For all of these reasons, the Apple Calendar gets a nod from me, big time.
Ever had that giant project or idea that you just know is going to have several moving parts, and you are not sure how to even begin? The keys to your mind can be unlocked very easy, young grasshopper, starting with this app.
What MindNode is really great at is letting you quickly and easily shake loose the cobwebs of the mind that are encroaching on your great ideas. With its sparse initial canvas, you can easily get out the main goal or title or your idea and then expand from there by creating "child" nodes from this "parent" node that you have just laid down.
For example, I planned the entirety of "The Mayor of Blackout County" in MindNode, and continue to refer to it for essential plot points and milestones as I write alongside it in Ulysses.
It can be used to present ideas at a meeting, and its horizontal or vertical layout structure is awesome. Think of an organizational chart, with a CEO at the top, her immediate reports in the next line down, and their reports after that; That's a vertical layout, and it is so useful for team and strategic planning.

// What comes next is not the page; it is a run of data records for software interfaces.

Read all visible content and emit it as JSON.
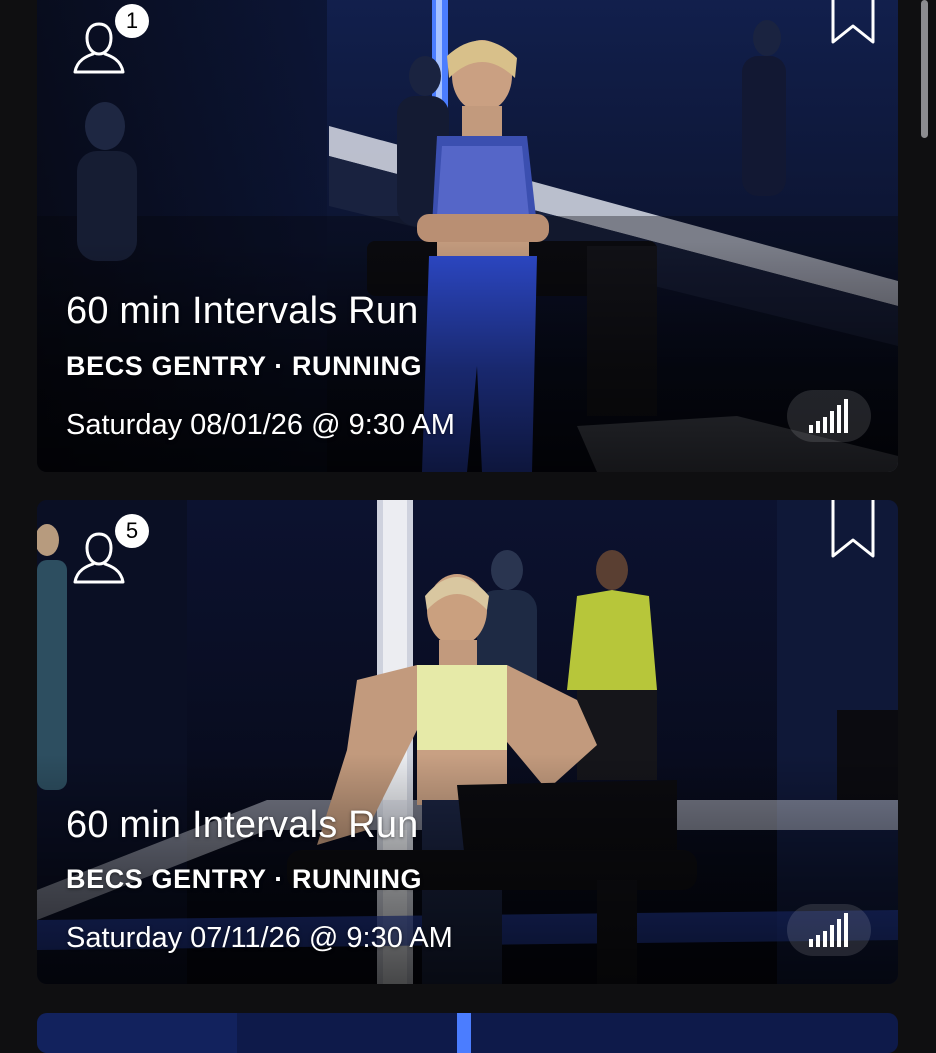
{
  "classes": [
    {
      "title": "60 min Intervals Run",
      "instructor": "BECS GENTRY",
      "discipline": "RUNNING",
      "separator": "·",
      "date": "Saturday 08/01/26 @ 9:30 AM",
      "participants": "1",
      "icons": {
        "participants": "user-icon",
        "bookmark": "bookmark-icon",
        "difficulty": "difficulty-bars-icon"
      }
    },
    {
      "title": "60 min Intervals Run",
      "instructor": "BECS GENTRY",
      "discipline": "RUNNING",
      "separator": "·",
      "date": "Saturday 07/11/26 @ 9:30 AM",
      "participants": "5",
      "icons": {
        "participants": "user-icon",
        "bookmark": "bookmark-icon",
        "difficulty": "difficulty-bars-icon"
      }
    }
  ],
  "colors": {
    "background": "#0f0f11",
    "card_blue": "#0e1636",
    "accent_light": "#dfe6ff",
    "text": "#ffffff"
  }
}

I had mind-mapped before MindNode, but that was on paper. When I got ahold of the awesome potential that this app can help me realize, I was on my way to setting up large projects, a novel layout, and even a business revenue structure.
The company is friendly, provides excellent Twitter and email support and even encourages users to provide feedback to enhance the product to ensure that it maintains its gold standard as the mind-mapping software that Apple users want to gravitate toward.
If you don't know where to begin, chances are MindNode is your answer.
There you have it. My top 5 apps to get your newly-born best year ever started off on the right foot.
I look forward to any questions or feedback, so leave a comment below!